the dough is no longer soft-it has definite structure and is just a little sticky from the friction of kneading.

after 10 minutes kneading
the dough holds its shape and is elastic.  the grains from the stone ground rye prevent it from looking smooth but it is ready to rise in an oiled bowl until about double in size.

remember what i said about the kitchen being cold? well, i do not have a gas range in my kitchen and i cannot use the heat of a pilot light to rise bread.  however, my oven does have a light in it and it is the perfect place to rise a bowl of dough.  since it is in the closed oven, there are no drafts and the light quickly heats up the space.

to give the finished bread a textured surface, i like to do the second rise in a floured basket.  it makes a unique pattern on the surface of the dough during the rising and that pattern is retained after baking.

after the rising, i turn it out onto my peel and slide it into the hot oven where it was baked on a stone.

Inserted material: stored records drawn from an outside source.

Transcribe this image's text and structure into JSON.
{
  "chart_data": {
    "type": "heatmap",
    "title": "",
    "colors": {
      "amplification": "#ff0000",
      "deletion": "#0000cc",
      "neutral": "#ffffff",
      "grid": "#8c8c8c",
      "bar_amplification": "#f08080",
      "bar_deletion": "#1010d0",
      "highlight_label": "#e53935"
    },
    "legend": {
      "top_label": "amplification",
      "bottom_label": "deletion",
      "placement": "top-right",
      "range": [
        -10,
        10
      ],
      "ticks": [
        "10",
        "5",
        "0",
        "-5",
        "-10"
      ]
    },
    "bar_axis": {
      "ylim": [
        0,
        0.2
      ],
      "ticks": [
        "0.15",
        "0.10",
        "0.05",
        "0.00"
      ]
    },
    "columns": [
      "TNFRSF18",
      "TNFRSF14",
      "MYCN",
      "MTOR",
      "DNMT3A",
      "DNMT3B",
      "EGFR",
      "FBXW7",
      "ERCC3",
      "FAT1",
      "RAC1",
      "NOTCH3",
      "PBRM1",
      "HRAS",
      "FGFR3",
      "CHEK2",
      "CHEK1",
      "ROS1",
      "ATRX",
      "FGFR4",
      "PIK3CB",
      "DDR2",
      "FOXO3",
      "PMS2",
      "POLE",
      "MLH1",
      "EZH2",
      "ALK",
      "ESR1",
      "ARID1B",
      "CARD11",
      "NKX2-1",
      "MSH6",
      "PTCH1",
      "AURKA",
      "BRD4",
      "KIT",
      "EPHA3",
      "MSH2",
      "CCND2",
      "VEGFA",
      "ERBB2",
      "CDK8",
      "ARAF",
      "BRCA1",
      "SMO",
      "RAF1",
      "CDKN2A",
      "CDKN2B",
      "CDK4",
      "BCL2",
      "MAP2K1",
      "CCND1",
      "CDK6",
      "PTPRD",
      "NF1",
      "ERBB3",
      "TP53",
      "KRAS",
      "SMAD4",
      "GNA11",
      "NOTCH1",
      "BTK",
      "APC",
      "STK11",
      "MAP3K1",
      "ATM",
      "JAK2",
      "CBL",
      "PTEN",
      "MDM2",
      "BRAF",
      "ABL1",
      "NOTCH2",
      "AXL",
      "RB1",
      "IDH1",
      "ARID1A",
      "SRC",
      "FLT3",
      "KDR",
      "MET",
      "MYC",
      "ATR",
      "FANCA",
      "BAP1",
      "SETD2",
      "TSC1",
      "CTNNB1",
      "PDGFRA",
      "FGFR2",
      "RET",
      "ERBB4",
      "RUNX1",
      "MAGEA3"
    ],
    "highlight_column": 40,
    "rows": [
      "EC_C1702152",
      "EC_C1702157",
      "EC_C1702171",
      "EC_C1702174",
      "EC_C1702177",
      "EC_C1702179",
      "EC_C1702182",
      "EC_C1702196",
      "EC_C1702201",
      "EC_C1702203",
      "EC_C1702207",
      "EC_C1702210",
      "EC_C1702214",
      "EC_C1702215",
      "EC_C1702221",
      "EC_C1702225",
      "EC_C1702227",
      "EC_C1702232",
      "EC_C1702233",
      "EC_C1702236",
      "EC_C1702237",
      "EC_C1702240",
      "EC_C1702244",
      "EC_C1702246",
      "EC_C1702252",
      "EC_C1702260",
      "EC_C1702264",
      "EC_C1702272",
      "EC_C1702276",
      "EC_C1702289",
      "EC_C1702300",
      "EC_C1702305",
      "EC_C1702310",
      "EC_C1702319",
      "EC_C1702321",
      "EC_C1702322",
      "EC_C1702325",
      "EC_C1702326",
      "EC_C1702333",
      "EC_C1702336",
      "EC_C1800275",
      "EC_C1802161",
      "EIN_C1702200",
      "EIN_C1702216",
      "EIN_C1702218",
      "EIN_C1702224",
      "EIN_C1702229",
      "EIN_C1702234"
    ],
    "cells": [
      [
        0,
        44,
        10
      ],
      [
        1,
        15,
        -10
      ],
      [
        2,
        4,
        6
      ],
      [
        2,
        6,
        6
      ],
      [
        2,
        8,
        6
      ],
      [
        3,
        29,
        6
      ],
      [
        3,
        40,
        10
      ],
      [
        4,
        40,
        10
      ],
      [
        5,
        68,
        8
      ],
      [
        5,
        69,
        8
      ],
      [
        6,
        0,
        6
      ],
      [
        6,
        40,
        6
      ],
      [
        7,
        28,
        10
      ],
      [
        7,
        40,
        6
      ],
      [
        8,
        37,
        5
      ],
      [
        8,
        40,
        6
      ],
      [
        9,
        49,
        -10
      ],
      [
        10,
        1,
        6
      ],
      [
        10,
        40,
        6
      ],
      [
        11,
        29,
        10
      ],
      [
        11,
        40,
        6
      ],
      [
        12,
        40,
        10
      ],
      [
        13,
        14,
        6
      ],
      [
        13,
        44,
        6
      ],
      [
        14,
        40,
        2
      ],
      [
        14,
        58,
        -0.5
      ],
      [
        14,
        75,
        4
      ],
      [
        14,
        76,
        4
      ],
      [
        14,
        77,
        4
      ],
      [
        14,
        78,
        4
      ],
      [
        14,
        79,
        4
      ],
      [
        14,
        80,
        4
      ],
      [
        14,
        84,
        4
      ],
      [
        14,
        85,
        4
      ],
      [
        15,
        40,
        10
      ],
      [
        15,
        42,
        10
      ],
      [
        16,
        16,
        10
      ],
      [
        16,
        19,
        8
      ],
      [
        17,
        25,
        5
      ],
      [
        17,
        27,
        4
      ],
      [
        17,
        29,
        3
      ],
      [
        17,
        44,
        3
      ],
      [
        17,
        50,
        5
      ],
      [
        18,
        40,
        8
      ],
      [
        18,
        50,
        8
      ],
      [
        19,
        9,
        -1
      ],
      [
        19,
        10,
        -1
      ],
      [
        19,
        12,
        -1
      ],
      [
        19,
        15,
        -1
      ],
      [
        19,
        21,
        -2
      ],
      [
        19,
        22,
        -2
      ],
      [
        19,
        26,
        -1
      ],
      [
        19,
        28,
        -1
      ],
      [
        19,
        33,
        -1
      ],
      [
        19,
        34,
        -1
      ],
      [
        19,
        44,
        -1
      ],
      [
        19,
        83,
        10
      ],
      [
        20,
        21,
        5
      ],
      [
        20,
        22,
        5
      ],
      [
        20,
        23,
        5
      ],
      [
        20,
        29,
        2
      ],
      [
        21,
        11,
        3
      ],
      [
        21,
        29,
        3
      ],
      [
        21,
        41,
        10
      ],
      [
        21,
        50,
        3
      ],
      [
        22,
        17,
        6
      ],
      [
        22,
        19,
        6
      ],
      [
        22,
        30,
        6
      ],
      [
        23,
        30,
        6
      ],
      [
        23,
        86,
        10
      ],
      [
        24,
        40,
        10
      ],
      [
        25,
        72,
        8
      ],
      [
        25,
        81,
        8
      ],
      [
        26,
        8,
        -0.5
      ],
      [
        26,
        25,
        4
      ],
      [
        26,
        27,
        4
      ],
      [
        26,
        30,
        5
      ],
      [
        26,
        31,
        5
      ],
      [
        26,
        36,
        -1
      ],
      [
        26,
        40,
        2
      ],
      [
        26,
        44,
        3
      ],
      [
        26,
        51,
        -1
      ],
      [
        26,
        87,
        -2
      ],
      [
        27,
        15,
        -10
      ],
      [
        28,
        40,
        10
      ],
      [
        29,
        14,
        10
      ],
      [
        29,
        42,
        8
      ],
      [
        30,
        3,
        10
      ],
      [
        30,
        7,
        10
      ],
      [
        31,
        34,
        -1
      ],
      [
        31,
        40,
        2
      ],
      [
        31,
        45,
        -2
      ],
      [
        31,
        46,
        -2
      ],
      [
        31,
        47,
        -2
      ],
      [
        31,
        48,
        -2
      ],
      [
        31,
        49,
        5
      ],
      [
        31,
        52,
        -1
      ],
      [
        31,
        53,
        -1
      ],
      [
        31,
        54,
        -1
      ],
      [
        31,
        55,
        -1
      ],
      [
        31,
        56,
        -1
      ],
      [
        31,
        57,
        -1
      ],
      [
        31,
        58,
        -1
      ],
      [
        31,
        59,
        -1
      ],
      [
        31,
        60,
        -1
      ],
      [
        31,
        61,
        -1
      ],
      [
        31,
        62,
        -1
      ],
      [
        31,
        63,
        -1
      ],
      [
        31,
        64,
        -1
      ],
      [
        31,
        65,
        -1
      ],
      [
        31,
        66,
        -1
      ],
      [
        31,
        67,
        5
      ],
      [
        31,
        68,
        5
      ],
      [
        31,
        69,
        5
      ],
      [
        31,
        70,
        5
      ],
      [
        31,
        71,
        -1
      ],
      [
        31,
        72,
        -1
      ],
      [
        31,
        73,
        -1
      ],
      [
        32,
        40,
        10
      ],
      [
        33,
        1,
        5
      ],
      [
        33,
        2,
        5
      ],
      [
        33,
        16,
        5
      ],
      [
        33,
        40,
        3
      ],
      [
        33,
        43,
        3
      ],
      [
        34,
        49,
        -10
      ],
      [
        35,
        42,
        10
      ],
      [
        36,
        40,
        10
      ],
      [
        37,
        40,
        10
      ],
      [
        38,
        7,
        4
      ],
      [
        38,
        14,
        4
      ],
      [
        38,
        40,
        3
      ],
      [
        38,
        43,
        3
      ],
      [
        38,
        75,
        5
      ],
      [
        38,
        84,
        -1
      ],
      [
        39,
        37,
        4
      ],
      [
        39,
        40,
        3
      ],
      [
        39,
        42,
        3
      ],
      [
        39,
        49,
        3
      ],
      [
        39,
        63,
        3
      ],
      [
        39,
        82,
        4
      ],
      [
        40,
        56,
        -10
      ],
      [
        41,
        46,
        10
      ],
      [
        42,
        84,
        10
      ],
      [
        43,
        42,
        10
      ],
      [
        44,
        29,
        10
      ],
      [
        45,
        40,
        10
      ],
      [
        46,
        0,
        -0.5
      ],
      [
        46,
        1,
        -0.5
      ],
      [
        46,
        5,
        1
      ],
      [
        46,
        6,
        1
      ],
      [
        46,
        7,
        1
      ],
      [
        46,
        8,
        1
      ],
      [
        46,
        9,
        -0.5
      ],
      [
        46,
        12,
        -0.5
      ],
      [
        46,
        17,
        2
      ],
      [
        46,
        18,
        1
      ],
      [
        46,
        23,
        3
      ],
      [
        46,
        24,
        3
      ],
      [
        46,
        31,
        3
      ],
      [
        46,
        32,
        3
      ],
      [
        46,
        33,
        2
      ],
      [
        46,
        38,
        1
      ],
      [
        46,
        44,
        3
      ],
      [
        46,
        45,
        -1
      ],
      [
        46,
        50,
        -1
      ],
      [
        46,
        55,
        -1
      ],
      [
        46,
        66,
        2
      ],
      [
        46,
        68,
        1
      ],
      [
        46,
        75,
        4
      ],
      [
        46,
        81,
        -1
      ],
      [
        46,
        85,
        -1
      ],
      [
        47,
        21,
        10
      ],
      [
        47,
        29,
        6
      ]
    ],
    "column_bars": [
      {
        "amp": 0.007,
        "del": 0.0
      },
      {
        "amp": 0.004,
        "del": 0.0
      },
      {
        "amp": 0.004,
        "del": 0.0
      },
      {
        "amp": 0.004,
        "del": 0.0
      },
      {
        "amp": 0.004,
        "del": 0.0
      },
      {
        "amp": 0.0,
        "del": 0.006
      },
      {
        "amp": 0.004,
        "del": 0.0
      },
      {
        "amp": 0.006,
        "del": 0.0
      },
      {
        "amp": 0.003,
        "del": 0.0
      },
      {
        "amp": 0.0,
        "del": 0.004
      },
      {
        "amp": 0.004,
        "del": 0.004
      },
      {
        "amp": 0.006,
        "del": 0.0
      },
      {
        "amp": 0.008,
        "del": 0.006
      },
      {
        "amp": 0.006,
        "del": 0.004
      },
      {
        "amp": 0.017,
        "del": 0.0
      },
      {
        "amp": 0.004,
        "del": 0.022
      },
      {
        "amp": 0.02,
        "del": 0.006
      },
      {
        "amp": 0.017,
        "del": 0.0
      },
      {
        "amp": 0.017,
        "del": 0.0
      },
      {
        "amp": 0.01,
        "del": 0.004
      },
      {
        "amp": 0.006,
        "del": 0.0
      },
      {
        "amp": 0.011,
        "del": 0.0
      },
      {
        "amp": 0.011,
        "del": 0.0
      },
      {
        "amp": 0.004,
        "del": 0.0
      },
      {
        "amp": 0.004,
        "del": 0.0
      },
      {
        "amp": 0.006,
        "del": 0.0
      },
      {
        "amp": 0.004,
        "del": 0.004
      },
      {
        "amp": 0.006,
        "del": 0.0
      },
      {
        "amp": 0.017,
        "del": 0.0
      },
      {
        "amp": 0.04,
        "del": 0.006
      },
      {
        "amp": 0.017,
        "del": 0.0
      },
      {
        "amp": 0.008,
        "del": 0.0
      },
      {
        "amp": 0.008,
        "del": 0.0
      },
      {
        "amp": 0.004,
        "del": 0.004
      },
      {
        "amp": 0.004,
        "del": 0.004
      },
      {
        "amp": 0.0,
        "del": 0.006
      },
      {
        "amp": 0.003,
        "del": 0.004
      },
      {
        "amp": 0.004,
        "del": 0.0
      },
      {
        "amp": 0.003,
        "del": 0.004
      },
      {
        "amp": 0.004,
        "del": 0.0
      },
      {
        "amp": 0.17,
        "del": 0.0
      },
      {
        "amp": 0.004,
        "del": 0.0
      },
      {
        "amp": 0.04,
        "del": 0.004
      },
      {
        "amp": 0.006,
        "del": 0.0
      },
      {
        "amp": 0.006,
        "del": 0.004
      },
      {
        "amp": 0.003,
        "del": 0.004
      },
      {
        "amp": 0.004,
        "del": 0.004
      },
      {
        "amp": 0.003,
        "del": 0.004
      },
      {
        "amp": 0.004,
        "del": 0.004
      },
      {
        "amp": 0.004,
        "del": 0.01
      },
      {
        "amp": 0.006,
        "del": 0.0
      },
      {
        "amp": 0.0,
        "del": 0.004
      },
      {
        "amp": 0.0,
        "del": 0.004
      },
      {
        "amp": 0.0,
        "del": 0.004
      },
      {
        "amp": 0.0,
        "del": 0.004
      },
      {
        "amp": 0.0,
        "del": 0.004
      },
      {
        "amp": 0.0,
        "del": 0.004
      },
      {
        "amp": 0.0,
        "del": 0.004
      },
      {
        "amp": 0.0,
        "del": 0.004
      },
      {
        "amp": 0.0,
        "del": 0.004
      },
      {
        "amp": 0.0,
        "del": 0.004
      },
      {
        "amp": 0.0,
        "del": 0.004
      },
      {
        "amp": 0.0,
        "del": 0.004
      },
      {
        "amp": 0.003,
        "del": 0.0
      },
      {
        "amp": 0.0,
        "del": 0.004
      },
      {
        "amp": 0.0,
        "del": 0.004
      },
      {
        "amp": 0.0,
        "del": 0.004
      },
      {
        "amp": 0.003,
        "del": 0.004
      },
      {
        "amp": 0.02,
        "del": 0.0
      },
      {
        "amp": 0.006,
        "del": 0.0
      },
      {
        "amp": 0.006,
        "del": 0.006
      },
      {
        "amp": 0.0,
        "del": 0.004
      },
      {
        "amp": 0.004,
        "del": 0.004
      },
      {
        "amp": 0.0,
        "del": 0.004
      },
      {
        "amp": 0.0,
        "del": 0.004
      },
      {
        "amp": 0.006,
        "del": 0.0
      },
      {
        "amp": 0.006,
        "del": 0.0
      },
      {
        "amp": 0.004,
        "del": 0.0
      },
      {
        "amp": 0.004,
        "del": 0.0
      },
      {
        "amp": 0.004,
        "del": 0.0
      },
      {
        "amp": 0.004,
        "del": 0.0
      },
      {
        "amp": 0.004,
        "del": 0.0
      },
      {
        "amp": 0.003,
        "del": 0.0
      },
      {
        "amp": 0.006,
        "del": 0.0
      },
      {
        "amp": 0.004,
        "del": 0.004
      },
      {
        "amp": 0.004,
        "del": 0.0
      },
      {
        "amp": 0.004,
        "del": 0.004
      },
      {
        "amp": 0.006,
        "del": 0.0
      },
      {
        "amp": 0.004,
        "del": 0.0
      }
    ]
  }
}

the finished bread-ready to eat
Sourdough Bread
adapted from How to Bake by Nick Malgieri
1 cup water
1 cup starter-any kind but preferably a rye sour
1 1/2 cups bread flour
1/2 cup stone ground rye flour
1 teaspoon caraway seeds
combine in a bowl and cover it. allow it to sit and ferment for at least 8 hours and as long as 36 hours at room temperature.
to the sponge, add:
2 teaspoons salt
1-1/2 cups to 1-3/4 cups bread flour
mix together and turn out onto a floured surface. knead the dough by hand adding flour as needed for at least 5 minutes and up to 10 minutes. place the dough in an oiled bowl, cover it and allow it to rise until doubled, at least one hour.
preheat the oven and baking stone if you have one to 500 F. at this time, place a baking pan in the bottom oven if you want to have steam during the baking process. turn the dough out of the bowl and shape it into a tight ball. place the dough, seam side up, in a floured basket or a cloth lined bowl that is also floured and allow it to rise until doubled-about an hour. turn the loaf onto a pan or a bread peel that is sprinkled with cornmeal. place the bread in the oven, toss some ice cubes on to the pan, reduce the heat to 450F and bake for 20 minutes. reduce the heat again to 350F and bake until a thermometer reads about 210F, this could take 20 minutes and as long as 35 minutes. the bread will be nicely colored. cool completely on a rack before slicing.
notes:  whole grain flours make dense breads so use them with bread flour to make them a little less work on the jaws.  the recipe is very flexible and it is possible to start the sponge with up to 1 cup of any other flour and 1 cup of bread flour.  in the past, i have used whole wheat flour, rye flour, corn meal and semolina to make tasty loaves.  once, i even made it a little sweet with brown sugar and cinnamon and stirred in some plumped raisins-now that was some awesome cinnamon raisin bread!  if you choose to bake a loaf, follow along and submit your recipe to bread baking day, the deadline is march 1.

Sourdough Rye on FoodistaSourdough Rye